These tales take place in small Texas towns, California metropoles, Haitian villages, and even heaven itself. In Texas, an only child privately endures the trauma of spiteful, divorcing parents against desolate country backdrops in “A Circle of Stones.” In Haiti, a diplomat’s widow settles into the roomy shell of her former married life in “The Christmas Cathedral,” spending Christmas alone in her late husband’s Pétion-Ville home. In “Le Bon Chapeau,” an enthusiastic parish-school student boards a crowded camion and has a discomfiting encounter with voodoo that shakes his Christian faith. During a California earthquake, an obscure writer’s unrequited love inspires him to make a bold, eccentric gesture in “In Print.” A famous Russian revolutionary joins a rock band in the afterlife and quietly struggles with heaven’s absence of exigencies in “His Red Heaven.” Other stories offer tongue-in-cheek commentary on the writing life. In “My Fame,” a newly recognized author adjusts to the absurdity of sudden notoriety. An undiscovered writer in “The Plagiarist” pens a story so marvelous he literally doesn’t believe that he actually wrote it. In other pieces that are more like prose poems than short stories, Owens honors lost lovers and caregivers, rendering them in dream scenes saturated with longing. As this summary hints, the collection demonstrates remarkable stylistic and environmental range, but never at the expense of craftsmanship. Owens’ characters are dynamic and captivating, and he has a masterful knack for subtle plot work. The atmospherics and emotional gravity of the prose are striking, for the most part, although there are some elements that read as self-indulgent and superficial. The pieces on writing, in particular, come across as opportunities to name-drop and showcase hipness to literary culture. Also, several women in these tales seem like mere tropes—the simple, listening woman; the infantilized housekeeper; and the people-pleaser in awe of a male writer’s “fuck-all attitude.”

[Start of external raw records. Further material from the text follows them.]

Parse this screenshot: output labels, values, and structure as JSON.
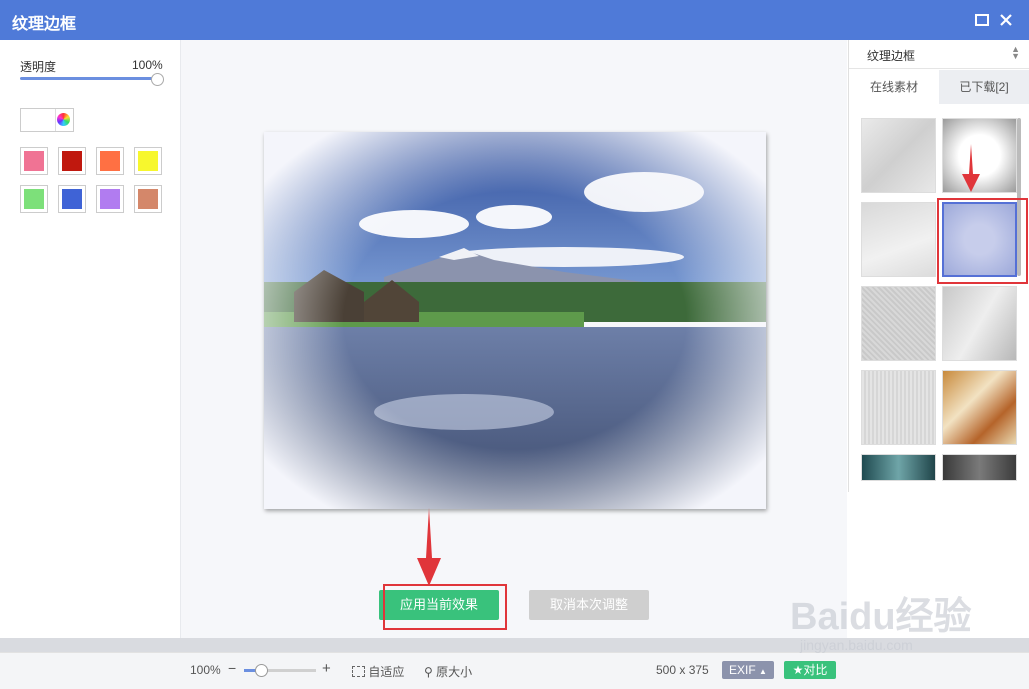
{
  "window": {
    "title": "纹理边框"
  },
  "left": {
    "opacity_label": "透明度",
    "opacity_value": "100%",
    "opacity_level": 1.0,
    "current_color": "#ffffff",
    "swatches": [
      "#f07394",
      "#c0180e",
      "#ff7043",
      "#f7f72d",
      "#7de07a",
      "#3f63d6",
      "#b17cf0",
      "#d4876a"
    ]
  },
  "center": {
    "apply_label": "应用当前效果",
    "cancel_label": "取消本次调整"
  },
  "right": {
    "dropdown_label": "纹理边框",
    "tab_online": "在线素材",
    "tab_downloaded": "已下载[2]"
  },
  "bottom": {
    "zoom_level": "100%",
    "zoom_minus": "−",
    "zoom_plus": "+",
    "fit_label": "自适应",
    "actual_size_label": "原大小",
    "image_size": "500 x 375",
    "exif_label": "EXIF",
    "compare_label": "对比"
  },
  "watermark": {
    "text": "Baidu经验",
    "url": "jingyan.baidu.com"
  },
  "colors": {
    "title_bar": "#4f7ad8",
    "accent_green": "#39c27c",
    "annotation_red": "#e0353a"
  }
}
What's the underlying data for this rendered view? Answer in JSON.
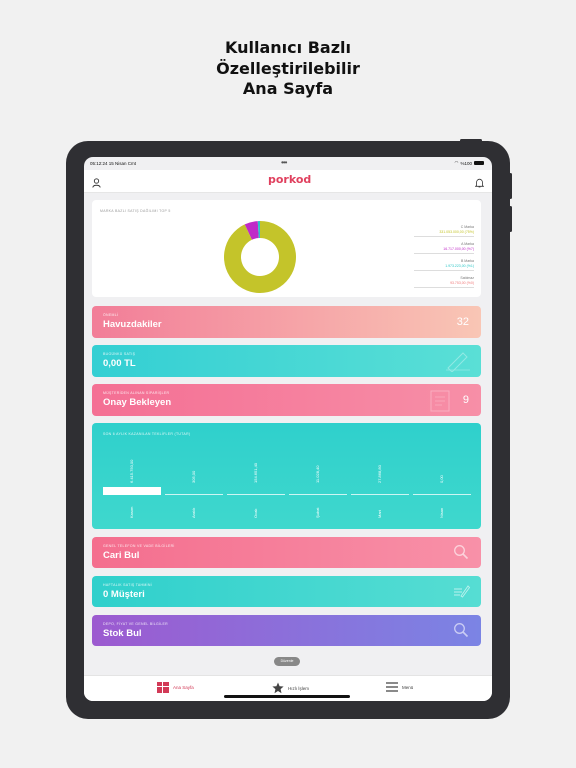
{
  "headline": [
    "Kullanıcı Bazlı",
    "Özelleştirilebilir",
    "Ana Sayfa"
  ],
  "status": {
    "time": "05:12:24  15 Nisan Cmt",
    "battery": "%100"
  },
  "app": {
    "logo": "porkod"
  },
  "brand_chart": {
    "title": "MARKA BAZLI SATIŞ DAĞILIMI TOP 5",
    "legend": [
      {
        "name": "C Marka",
        "value": "331.053.000,00 (75%)",
        "color": "#c4c42a"
      },
      {
        "name": "A Marka",
        "value": "16.717.000,00 (%7)",
        "color": "#c02bc8"
      },
      {
        "name": "B Marka",
        "value": "1.973.223,00 (%1)",
        "color": "#2cc6c6"
      },
      {
        "name": "Satılmaz",
        "value": "93.753,00 (%0)",
        "color": "#f07a7a"
      }
    ],
    "slices": [
      {
        "name": "C Marka",
        "value": 93,
        "color": "#c4c42a"
      },
      {
        "name": "A Marka",
        "value": 6,
        "color": "#c02bc8"
      },
      {
        "name": "B Marka",
        "value": 1,
        "color": "#2cc6c6"
      }
    ]
  },
  "cards": {
    "pool": {
      "small": "ÖNEMLİ",
      "big": "Havuzdakiler",
      "count": "32"
    },
    "today": {
      "small": "BUGÜNKÜ SATIŞ",
      "big": "0,00 TL"
    },
    "approval": {
      "small": "MÜŞTERİDEN ALINAN SİPARİŞLER",
      "big": "Onay Bekleyen",
      "count": "9"
    },
    "cari": {
      "small": "GENEL TELEFON VE VADE BİLGİLERİ",
      "big": "Cari Bul"
    },
    "weekly": {
      "small": "HAFTALIK SATIŞ TAHMİNİ",
      "big": "0 Müşteri"
    },
    "stock": {
      "small": "DEPO, FİYAT VE GENEL BİLGİLER",
      "big": "Stok Bul"
    }
  },
  "monthly_chart": {
    "title": "SON 6 AYLIK KAZANILAN TEKLİFLER (TUTAR)"
  },
  "chart_data": {
    "type": "bar",
    "title": "SON 6 AYLIK KAZANILAN TEKLİFLER (TUTAR)",
    "categories": [
      "Kasım",
      "Aralık",
      "Ocak",
      "Şubat",
      "Mart",
      "Nisan"
    ],
    "values": [
      6415750,
      305,
      154651.4,
      11028.4,
      27868.8,
      0
    ],
    "value_labels": [
      "6.415.750,00",
      "305,00",
      "154.651,40",
      "11.028,40",
      "27.868,80",
      "0,00"
    ]
  },
  "pill": "Düzenle",
  "tabs": [
    {
      "label": "Ana Sayfa",
      "icon": "home-grid-icon",
      "active": true
    },
    {
      "label": "Hızlı İşlem",
      "icon": "star-icon",
      "active": false
    },
    {
      "label": "Menü",
      "icon": "menu-icon",
      "active": false
    }
  ]
}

An ambitious collection that, in spite of its shortcomings, shows impressive scope and literary ingenuity.